February 25, 2010

Same old, same old

Krista by Pablo Baen Santos, 1984, oil on canvas. One of the pieces in the social realist collection of the Ateneo Art Gallery currently on display in the exhibit "Fractions of an Intangible Whole." From the exhibit notes:
    This work depicts inang bayan (Philippine motherland) with a crown of barbed wire around her mouth like a gag. The work simultaneously embraces the themes of nationalism, censorship and the strong influence of the Catholic tradition in the Philippines. The Philippine flag and a sea of protesting bodies forge the backdrop as the female Christ holds her clenched fist in defiance.

Krista by Pablo Baen Santos
One year shy of the silver anniversary of the 1986 EDSA People Power Revolution, not much has changed in Philippine politics. In many ways, it is even worse than during Marcos' time.

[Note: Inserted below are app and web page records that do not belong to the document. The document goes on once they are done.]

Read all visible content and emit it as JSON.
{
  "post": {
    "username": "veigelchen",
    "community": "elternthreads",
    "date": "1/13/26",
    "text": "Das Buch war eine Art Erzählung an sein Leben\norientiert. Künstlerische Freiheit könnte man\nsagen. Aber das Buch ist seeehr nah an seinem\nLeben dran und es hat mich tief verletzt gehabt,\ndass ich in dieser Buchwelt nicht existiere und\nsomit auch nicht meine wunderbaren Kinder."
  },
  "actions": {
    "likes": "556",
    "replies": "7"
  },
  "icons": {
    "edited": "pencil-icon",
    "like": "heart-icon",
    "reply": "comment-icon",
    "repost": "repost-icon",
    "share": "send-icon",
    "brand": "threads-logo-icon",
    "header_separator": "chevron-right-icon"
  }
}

Corruption is rampant and has filtered down to all levels of government, public education is a joke, poverty levels have not improved, environmental degradation is uncontrolled, and journalists still fear for their lives. Even if we manage to elect an ethical president in May, there will not be much to celebrate during the revolution's silver anniversary. It will take much, much longer than a year to apply breaks to the downward spiral that our country has gotten itself into since that historic moment.

18 comments:

Jacob said...

Wow, that is one powerful painting. I had no idea things were as bad as they are in the Philippines! Hopefully, things will begin changing with the next election. But the bad guys never give up and usually have most of the money and power and continue to rule...that's the way it is here.

JM said...

Your text is a very dark 'portrait' of the situation in the Philipines, Hilda and I really wish things will change in a near future, but I have to agree with Jacob about the bad guys and their money and power as they allways keep on ruling even being in the backstage...
Fantastic painting!

klikkonthis said...

That painting is both beautiful and heartbreaking, Hildy. Sitting here in California, it's hard to have anything really meaningful to say other than, I hope things get better.

tapirgal said...

I learn so much every time I visit your blog. Your offerings to the CDP Community are really something!

gogouci said...

The struggles of the people illustrated in this piece are palpable. It's a distressing commentary on the state of politics in the Philippines.

Don and Krise said...

I feel for you and your country. You show us so much beauty so much of the time. Every once in a while you deliver a post like this that sort of jogs us back into the reality that all is not rosy and good. What a strong visual this is.

Olivier said...

belle peinture et surtout très prenante

Cezar and Léia said...

This painting is really impressive.Thanks for this post dear Hilda.
Léia :)

maricar said...

everytime i come visit your blog i learned something new from our country... your post are mind opening Hilda, the painting speaks itself what is really happening in our homeland...

GreensboroDailyPhoto said...

The painting has so much emotion but so do your comments. I am glad you can still make them and that you blog is here to inform us. This year, your blog has taken us from eating at the mall, attending cultural performances, university events to this. What a range. What a slice of life!

Jan
GDP

the donG said...

amazing canvass. it reflects so much of what the country has experience, experiencing and may still experience.

Al said...

That's a fascinating and powerful painting. I fear that the Philippines is not the only country in a downward spiral, as my country (the USA) is not addressing its serious issues.

arabesque said...

i can silently hear your rants again. ^0^
i couldn't agree with you more, there's always a lot of what-if's and oh-how-i-wish phrases whenever it falls down on this topic.
i really, really, really hope that come May election, there will be real changes that would alleviate our country from all the negative issues that we are facing right now.

Renee said...

I agree with all of the above U.S. commenters as well... things are not cheery here either. In fact, I think it's worse than ever. Thank you for the powerful image though.

VP said...

Sorry for the state of your country, but you probably could see the same problems, more or less, almost everywhere.
I don't believe that this coarse and demagogic piece of 'art' has any answer to this, if not in a simplistic, Utopian and menacing way.

Photo Cache said...

that painting is so powerful.

has it been that long, the edsa revolt, the original? i remember i was there playing around with foreign journalists :)

thanks for rminding me of this day

Dina said...

A strong picture to accompany your strong words, Hilda.
I guess these old political "traditions" do not die easily.
May the good people like you outnumber the bad.

Andreea said...

I'm not too much into social realist painting, probably because they remind me of growing up in a communist country where life was horrible, the corruption was rampant and basic things like food or heat were scarcely available. It's not a bad painting but I don't think I'll ever be able to appreciate it.